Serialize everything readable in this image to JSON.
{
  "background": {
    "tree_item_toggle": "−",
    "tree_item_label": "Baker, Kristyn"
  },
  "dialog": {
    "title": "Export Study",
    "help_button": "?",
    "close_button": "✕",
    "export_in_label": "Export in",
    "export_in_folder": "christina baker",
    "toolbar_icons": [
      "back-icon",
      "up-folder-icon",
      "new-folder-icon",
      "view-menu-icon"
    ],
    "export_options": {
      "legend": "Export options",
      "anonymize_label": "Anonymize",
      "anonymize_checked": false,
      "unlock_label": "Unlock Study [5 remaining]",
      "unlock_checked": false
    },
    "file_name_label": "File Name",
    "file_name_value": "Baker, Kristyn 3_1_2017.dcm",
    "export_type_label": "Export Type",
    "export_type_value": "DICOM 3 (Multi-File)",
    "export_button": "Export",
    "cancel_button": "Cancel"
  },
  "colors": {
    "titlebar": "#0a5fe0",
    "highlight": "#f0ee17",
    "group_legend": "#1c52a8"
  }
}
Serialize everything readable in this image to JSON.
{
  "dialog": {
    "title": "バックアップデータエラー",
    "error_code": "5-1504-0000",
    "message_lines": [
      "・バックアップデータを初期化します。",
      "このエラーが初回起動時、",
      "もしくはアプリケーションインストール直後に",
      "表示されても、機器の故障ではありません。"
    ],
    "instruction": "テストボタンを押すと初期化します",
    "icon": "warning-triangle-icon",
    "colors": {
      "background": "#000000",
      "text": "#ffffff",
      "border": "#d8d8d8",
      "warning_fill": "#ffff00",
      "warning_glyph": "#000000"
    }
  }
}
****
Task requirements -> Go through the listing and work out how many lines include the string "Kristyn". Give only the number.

Your solution -> 2